Work-related stress or “job stress” occurs when someone feels that the demands of their role are greater than their abilities, skills or coping strategies. A certain amount of stress is a good thing, but when it becomes excessive and prolonged this can be a risk factor for developing mental health issues.

There are little things we can do to help our mental health and wellbeing at work as well as trying to find a positive work-life balance.

Managing your work role:

  • limit extra working hours
  • schedule meetings during your work hours
  • take regular breaks
  • try not to take work home
  • set realistic deadlines and deliver on time
  • make use of Employee Assistance Program (EAP) 
  • go for a walk during your break, a walk can help clear your head
  • learn something new, take opportunities at work to learn and grow
  • talk to your manager if you feel you are unable to manage the demands on you.

Understanding mental health:

  • educate yourself about mental health
  • support initiatives around improving mental health in the workplace
  • take reasonable care of your own mental health and that of your colleagues.

Why is mental health relevant to the workplace?2

  • Mental health is becoming an increasingly important topic in the workplace.  
  • In Australia, mental health issues are one of the main health-related reasons for reduced work performance. 
  • There is increasing evidence that workplaces can play an important and active role in maintaining the mental health and well-being of their workers.
  • Every workplace has a legal and ethical responsibility to provide a safe and fair workplace, and support the mental wellbeing of their workers.  
  • A well designed workplace can support individual mental health and wellbeing, leading to reduced absenteeism and presenteeism (i.e. when someone is at work but their health is impacting on their performance), increased employee engagement and improved productivity.

Thrive @ Work Strategy

The Mental Health Commission has partnered with the Centre for Transformative Work Design (part of the University of Western Australia’s Business School) to develop the Thrive @ Work Strategy. Thrive @ Work strategy aims to assist workplaces to promote positive mental health and wellbeing.2

How to create a healthy workplace for mental health and wellbeing:3

Everyone has a role to play in creating a healthy workplace, and simple strategies can help achieve this. Research has identified many job characteristics that are positive, that result in work being more motivating or less stressful. Examples of positive job characteristics include:

  • “job autonomy - being able to make decisions within the job
  • role clarity - clear expectations and responsibilities defined
  • task variety - having a range of tasks in the job
  • skill utilisation - the opportunity to use one's skills in the job
  • task significance - doing a job that is important
  • task identity - doing a whole job
  • job feedback - getting feedback whilst doing one's work support from colleagues and managers - strong collaborative relationships between managers and employees with the availability of effective leadership and manager training
  • good balance between role demands and abilities/resources to do the work
  • recognition and reward – recognising individual or team contributions within a workplace are important to maintaining motivation and commitment.”

Other things workplaces may wish to consider include:

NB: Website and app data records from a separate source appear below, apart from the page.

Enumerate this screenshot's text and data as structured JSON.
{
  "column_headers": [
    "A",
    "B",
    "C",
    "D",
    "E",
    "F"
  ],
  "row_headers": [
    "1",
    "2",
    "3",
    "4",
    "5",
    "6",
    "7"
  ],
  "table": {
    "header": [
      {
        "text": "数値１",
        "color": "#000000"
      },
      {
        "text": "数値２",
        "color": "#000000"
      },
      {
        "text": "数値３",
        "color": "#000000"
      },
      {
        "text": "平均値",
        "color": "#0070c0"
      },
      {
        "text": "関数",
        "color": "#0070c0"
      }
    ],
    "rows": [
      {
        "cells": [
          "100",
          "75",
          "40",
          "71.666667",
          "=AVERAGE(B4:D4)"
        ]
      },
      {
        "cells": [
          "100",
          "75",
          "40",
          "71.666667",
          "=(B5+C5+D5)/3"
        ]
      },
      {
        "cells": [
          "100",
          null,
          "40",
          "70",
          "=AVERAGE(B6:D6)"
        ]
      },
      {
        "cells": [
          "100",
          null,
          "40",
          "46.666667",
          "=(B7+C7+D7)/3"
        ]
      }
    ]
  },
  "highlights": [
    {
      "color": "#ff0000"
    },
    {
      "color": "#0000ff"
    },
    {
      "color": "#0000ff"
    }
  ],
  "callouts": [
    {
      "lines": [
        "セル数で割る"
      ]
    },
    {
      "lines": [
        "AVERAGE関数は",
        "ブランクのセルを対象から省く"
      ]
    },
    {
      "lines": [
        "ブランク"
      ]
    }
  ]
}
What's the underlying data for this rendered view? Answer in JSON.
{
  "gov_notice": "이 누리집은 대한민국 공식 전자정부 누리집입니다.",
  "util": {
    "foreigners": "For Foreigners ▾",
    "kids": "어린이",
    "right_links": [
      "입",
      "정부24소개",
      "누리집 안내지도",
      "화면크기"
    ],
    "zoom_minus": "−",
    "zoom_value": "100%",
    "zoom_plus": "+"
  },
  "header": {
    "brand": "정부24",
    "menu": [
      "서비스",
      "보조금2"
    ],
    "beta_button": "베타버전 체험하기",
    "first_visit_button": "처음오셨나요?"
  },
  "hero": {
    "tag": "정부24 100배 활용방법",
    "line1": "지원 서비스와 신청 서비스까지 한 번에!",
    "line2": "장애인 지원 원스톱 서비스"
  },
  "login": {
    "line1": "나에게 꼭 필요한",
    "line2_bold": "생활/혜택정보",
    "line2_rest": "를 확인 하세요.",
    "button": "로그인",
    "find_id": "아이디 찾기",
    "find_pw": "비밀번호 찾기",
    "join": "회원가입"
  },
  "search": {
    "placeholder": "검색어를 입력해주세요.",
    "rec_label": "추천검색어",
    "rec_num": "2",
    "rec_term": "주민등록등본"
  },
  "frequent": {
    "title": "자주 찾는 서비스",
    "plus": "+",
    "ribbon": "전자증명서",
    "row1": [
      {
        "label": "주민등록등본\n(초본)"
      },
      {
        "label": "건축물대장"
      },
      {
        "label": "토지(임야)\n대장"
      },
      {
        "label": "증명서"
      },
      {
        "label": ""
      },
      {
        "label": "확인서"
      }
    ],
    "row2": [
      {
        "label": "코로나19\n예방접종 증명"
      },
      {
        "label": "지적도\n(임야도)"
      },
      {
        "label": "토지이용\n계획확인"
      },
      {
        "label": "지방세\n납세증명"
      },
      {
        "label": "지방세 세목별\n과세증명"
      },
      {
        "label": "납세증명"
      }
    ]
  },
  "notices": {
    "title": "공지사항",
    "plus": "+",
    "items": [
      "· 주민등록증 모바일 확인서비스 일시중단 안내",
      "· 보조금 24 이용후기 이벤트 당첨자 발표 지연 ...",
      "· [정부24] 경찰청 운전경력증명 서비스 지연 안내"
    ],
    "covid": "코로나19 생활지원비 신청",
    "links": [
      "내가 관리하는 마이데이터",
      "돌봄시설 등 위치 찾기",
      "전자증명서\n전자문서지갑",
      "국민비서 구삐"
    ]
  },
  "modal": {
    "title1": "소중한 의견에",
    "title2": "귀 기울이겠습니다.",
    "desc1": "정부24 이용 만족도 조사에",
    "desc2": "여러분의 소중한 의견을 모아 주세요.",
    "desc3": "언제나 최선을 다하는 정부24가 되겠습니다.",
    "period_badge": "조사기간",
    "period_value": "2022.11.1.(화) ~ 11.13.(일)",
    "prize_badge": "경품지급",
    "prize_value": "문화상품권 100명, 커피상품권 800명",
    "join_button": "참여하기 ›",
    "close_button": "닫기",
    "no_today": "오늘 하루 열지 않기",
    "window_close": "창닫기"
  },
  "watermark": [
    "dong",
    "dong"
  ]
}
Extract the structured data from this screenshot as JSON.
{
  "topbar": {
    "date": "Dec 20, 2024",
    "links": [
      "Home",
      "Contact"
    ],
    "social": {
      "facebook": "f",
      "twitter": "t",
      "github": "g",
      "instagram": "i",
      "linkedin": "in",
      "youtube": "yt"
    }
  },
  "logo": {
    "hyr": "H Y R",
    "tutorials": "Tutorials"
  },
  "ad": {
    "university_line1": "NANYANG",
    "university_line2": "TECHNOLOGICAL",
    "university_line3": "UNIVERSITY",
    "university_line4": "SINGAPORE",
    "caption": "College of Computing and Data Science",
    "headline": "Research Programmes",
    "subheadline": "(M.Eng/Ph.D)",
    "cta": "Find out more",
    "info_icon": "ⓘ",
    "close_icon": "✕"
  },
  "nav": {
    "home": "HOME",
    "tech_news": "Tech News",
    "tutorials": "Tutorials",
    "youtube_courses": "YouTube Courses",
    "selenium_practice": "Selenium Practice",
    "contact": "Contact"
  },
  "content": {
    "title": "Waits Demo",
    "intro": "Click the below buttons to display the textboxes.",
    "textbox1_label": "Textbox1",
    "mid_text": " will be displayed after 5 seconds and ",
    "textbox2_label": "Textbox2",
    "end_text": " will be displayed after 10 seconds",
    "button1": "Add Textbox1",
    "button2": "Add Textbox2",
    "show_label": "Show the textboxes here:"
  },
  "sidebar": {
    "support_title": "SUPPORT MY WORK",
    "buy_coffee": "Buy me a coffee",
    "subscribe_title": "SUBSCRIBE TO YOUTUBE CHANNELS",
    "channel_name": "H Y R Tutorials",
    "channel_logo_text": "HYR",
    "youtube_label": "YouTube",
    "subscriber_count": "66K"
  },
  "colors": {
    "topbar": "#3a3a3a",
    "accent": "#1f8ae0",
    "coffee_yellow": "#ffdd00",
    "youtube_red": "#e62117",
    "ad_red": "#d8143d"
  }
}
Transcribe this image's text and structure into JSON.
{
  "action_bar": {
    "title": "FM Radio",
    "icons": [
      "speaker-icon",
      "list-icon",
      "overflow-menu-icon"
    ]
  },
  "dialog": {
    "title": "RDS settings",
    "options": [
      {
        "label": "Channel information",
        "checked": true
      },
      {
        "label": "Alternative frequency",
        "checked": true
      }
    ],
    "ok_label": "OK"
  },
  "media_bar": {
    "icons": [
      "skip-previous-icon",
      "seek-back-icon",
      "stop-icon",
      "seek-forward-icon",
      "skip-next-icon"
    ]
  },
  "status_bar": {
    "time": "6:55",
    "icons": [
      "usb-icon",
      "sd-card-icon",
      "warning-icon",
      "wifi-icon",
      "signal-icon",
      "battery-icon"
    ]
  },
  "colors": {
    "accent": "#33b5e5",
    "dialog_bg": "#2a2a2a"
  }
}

  • tailor your approach to fit your workplace and the needs of your employees
  • start small and work towards taking action across multiple areas
  • strategies and actions should be underpinned by sound policies and procedures that are relevant to your workplace
  • speaking openly about mental health in the workplace including any personal experiences
  • use the resources available, such as those at Headsup.